Bariatric surgery with the Novant group comes with a beautiful support system after surgery too.  I expect to have good and bad days, as anyone does after a big life event. My team of surgeons, nurse navigators, nutritionists, and psychologists are with me for the long haul.  In fact, I have signed a contract committing to all of my post-op care, including annual follow-up for the rest of my life.  They truly want me to be successful in my quest for health and are walking with me every step of the way.

Bariatric surgery requires more than just the support of the staff; I need support from my community.
I share this story with you, my people, because I would very much appreciate your prayerful support and encouraging words. As we have prayed through each of these decisions, we have been affirmed in our decisions.  As the doors continue to open, we continue to walk through them with more knowledge, confidence and peace.

I am laying down my shame about my weight and taking hold of my own strength. The surgery is a tool among many to help me reach my goals.  My hope is to be free of some of my medical diagnoses, and be much stronger before my 40th birthday! Thats about 20 months from now.  I am ready! Let's do this!

{I would love to share more of my story if you have questions.  I would appreciate at this point in my journey if you have an "aunt's cousin's girlfriend's terrible bariatric surgery story," that you would not share that story with me or my family.  As with anything in life, there are so many varying experiences.  My physicians and support team have thoroughly evaluated my current all-around health and have given me a stamp of approval for this specific surgery.  Thank you for understanding these boundaries I need in place for my head and heart right now.}

*Disclaimer: No one at Novant Health Bariatric Clinic is paying me to comment on their practice or services.  I am sharing this because I am truly thankful.  I hope sharing my experience will encourage even one more person to take the next step towards health.


  1. I love you so much! You are brave and strong, and I look forward to being a part of the work God is doing in your heart and body, and in our family.

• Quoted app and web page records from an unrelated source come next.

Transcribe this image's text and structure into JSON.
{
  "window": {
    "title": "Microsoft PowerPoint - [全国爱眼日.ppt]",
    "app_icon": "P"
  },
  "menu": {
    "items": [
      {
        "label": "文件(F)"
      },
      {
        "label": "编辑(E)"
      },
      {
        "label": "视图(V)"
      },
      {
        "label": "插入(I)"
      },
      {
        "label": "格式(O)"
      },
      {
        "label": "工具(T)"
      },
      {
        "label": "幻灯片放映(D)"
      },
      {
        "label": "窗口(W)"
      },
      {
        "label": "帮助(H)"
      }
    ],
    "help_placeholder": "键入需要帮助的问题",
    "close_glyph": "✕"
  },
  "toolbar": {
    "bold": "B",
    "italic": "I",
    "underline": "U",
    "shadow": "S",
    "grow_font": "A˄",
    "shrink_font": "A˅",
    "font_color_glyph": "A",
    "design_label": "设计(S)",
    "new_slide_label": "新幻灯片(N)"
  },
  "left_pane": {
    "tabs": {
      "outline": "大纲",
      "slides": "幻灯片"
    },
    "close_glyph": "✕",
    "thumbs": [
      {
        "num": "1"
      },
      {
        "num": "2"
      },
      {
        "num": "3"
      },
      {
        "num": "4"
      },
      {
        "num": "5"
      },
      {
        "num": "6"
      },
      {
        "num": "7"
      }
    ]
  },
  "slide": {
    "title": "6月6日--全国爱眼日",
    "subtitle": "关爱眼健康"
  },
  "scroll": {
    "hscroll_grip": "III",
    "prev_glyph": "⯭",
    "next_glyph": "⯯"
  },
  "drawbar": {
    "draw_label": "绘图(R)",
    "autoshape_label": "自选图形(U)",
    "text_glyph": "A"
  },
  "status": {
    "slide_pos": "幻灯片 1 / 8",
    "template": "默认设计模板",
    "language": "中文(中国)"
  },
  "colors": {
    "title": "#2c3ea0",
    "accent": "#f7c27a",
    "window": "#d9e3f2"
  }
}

  2. Thanks for sharing. I talk with countless women with this struggle of feeling like a failure. A sustainable lifestyle without deprivation is so important. I'm here if you need anything.

  3. You are brave and beautiful, sweet Meredith! I'm so honored to call you my precious friend. Love and prayers!!

  4. Aw, I'm on Team Muffy Smith! You're doing great so far. I can tell you from my age--having dealt with many of the comorbidity issues you mention--I can't tell you to take care of yourself loud enough. It's so WAY to leave yourself out when caring for others. But ya can't give what ya ain't got. You're gonna feel SO much better on so many levels! You're in my heart and prayers!


Comment with kindness! I love to hear what you have to say!